The Force Spokesman, Jimoh Moshood, talks about SARS and the complaints against some of its personnel with Adelani Adepegba.
What is the requirement for enlistment in SARS?
The Special Anti-Robbery Squad is a specialised unit of the Force that deals with armed robbery, kidnapping, cattle rustling, car snatching and the like; any crime involving use of firearms. Like in Numan, Adamawa State where militia are attacking people, the SARS had been deployed along with other units of the Force. To be in SARS, first, you must be a policeman, a general duty officer, and you must have been in the job for not less than five years. You must also have prerequisite experience before you can be posted to the squad.

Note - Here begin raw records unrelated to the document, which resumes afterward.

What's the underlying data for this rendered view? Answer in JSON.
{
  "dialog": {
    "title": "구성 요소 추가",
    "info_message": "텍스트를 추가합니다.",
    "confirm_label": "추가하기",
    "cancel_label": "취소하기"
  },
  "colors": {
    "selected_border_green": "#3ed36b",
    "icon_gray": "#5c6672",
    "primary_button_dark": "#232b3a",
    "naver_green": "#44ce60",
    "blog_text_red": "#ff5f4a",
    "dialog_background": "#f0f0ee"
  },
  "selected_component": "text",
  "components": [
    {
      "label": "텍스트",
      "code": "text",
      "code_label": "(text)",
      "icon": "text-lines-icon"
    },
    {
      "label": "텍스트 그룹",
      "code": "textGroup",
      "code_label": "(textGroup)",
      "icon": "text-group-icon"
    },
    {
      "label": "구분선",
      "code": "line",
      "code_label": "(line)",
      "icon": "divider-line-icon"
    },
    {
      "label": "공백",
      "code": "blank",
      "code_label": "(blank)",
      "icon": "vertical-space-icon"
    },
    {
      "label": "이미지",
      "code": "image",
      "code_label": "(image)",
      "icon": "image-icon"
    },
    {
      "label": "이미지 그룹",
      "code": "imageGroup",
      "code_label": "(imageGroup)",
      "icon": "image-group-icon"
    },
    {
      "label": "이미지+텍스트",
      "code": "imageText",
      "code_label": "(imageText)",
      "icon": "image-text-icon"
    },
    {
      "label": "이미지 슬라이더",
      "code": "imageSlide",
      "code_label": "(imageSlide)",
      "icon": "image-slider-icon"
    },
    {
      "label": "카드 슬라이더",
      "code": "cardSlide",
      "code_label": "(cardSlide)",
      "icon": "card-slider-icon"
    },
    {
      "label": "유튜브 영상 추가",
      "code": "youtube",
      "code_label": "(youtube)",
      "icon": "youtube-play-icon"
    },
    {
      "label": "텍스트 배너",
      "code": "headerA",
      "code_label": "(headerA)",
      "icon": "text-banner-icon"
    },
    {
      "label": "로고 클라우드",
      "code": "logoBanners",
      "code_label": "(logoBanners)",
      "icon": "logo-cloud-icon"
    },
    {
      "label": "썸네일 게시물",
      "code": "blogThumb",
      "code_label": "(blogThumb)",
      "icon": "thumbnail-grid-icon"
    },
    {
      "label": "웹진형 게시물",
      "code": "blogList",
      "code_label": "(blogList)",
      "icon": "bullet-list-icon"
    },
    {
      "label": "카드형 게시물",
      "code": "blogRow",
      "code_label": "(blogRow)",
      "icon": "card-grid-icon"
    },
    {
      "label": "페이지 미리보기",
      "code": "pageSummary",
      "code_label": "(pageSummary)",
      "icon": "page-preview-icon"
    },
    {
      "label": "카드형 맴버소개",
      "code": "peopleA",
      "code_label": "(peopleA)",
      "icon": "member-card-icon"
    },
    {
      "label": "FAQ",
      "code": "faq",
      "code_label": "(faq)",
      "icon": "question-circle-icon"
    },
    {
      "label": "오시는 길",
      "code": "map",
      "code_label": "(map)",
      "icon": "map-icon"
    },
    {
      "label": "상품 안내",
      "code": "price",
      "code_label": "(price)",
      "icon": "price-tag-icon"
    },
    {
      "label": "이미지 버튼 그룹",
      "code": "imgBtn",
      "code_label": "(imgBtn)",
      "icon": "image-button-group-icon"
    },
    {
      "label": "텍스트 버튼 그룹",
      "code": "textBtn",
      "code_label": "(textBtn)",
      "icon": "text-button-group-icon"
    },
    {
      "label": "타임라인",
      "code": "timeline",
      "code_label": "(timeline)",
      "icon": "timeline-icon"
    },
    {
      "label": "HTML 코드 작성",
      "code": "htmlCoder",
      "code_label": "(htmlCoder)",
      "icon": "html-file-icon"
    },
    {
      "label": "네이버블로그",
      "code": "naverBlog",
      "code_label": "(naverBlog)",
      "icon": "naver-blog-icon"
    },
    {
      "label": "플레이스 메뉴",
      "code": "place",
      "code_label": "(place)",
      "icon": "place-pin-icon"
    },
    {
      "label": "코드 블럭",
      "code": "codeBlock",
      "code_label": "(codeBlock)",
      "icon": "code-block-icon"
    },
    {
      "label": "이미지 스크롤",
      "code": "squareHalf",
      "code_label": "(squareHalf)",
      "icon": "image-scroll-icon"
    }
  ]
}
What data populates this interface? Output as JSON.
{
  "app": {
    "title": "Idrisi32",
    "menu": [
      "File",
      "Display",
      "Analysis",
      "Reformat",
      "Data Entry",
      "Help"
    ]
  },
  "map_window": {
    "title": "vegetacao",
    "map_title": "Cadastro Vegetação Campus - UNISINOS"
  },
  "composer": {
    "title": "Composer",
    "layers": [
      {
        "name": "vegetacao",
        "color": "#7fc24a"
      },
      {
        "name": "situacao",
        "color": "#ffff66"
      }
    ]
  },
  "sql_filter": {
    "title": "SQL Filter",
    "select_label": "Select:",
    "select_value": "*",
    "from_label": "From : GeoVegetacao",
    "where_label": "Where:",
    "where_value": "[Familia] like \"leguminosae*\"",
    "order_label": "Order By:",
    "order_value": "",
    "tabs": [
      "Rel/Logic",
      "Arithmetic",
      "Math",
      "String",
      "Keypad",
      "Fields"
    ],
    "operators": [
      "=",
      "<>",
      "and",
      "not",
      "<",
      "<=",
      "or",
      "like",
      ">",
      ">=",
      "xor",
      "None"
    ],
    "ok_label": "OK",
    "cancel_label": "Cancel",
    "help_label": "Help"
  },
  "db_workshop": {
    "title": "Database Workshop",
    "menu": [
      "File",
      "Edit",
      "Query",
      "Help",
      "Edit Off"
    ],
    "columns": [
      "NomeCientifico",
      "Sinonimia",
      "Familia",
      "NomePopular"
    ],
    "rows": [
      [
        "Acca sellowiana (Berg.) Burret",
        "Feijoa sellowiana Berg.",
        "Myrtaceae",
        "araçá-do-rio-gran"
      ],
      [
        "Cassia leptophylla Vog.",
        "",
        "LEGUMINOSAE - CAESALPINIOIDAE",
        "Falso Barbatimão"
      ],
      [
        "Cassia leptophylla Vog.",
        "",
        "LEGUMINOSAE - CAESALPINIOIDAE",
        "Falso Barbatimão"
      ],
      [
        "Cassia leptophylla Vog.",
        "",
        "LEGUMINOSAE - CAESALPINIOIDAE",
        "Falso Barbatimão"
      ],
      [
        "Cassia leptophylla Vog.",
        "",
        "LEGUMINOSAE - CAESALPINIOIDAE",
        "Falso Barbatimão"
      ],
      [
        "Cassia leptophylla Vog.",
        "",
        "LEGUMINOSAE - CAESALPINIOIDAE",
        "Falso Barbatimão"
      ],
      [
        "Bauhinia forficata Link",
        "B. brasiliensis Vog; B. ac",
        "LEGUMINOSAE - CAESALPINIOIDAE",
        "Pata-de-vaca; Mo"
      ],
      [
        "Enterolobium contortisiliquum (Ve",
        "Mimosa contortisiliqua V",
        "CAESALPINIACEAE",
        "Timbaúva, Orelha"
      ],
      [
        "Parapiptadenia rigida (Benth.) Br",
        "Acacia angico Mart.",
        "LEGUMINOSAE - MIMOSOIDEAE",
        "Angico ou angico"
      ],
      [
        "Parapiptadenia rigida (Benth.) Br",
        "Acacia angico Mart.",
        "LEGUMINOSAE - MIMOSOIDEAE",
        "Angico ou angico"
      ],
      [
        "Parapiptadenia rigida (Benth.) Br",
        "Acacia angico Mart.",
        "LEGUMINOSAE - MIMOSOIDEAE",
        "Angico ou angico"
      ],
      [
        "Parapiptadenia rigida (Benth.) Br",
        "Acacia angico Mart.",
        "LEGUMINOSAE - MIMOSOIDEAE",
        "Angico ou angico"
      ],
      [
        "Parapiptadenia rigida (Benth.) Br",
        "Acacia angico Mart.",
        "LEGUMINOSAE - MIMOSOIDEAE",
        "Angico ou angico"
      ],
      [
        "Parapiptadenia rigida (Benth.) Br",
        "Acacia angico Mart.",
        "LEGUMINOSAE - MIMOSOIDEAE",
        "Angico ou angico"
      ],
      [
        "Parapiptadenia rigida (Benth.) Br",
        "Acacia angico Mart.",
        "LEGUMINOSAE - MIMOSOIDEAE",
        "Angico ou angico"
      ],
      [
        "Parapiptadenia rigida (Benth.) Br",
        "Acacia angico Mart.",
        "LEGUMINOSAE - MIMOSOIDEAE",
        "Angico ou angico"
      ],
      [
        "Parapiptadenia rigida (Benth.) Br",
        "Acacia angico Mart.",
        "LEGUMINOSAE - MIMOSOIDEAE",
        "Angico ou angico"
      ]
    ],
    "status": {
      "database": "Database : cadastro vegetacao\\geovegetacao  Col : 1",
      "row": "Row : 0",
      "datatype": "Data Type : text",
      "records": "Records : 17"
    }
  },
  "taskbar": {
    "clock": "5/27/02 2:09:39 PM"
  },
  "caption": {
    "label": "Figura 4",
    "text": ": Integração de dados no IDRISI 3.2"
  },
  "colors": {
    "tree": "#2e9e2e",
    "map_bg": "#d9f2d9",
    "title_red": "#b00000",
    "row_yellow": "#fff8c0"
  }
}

The officer would also undergo operational training as well as training on handling of suspects. We are quite concerned with the complaints against SARS and that is why the Inspector-General of Police has directed its re-organisation. We know that most of the complaints and allegations against SARS are not always true, but the IG has ordered an investigation to ascertain them. He has also directed that human rights desk be set up in all the state commands to handle rights abuse by SARS operatives. So, the people who started the #EndSARS campaign can channel their grievances to the desk officers for investigation. SARS has been in existence for over 40 years and it is essential to the force, so we cannot dismantle it.
Why did it take the police this long to re-organise the squad despite several allegations against the personnel?
I won’t argue that it took some time for the re-organisation. Since the IG assumed office, he has been instituting internal reforms in the operation of the force. He also fashioned out some creed which is like our Bible or Quran guiding our work. This creed has been drummed into the operatives and everywhere he goes, he impresses it on the personnel to respect human rights, shun corruption and indiscipline and to be civil. To say it took us long to re-organise the squad would not be correct because when he assumed office, he directed the training of SARS operatives by some civil organisations and the Red Cross. What we are saying is that, some of the complaints in the social media are genuine, and some happened five, six years ago and some are bringing them up now. We know that any organisation that is subject to public opinion has to grapple with the responsibility of educating the public constantly. We can’t say because there are one or two infractions, we should end SARS because if you end SARS, robbers would take over. We appreciate the patriotism of those demanding an end to SARS, but other groups are equally saying, reform SARS. So if they have any complaint against the unit, let them tell us and it would be addressed.
Since you admitted that some complaints against SARS were genuine, why did you say those behind #EndSARS campaign are armed robbers?
We issued a press release and there was nowhere I mentioned that those calling for end to SARS are armed robbers. I never said that, but people can twist any issue. As a well-bred public relations officer, I would never call anybody armed robber. People should know where the calls are coming from, so anybody that has complaint against SARS should come forward. Like I said, some of them are genuine, but people should follow up on their complaints. We want those behind the campaign against SARS to have a rethink and join us in supporting SARS for the safety of all Nigerians.
What punishment awaits any SARS operative indicted for professional misconduct?
We don’t spare anyone found wanting. If anyone is found wanting, the appropriate measure would be taken. In this regard, if it is the rank and file, such officer would be defaulted, or dismissed from the Force if he was indicted for discreditable conduct. Most of the time, what we witnessed is the complainant pleading on behalf of an indicted officer or not showing up in court to give evidence.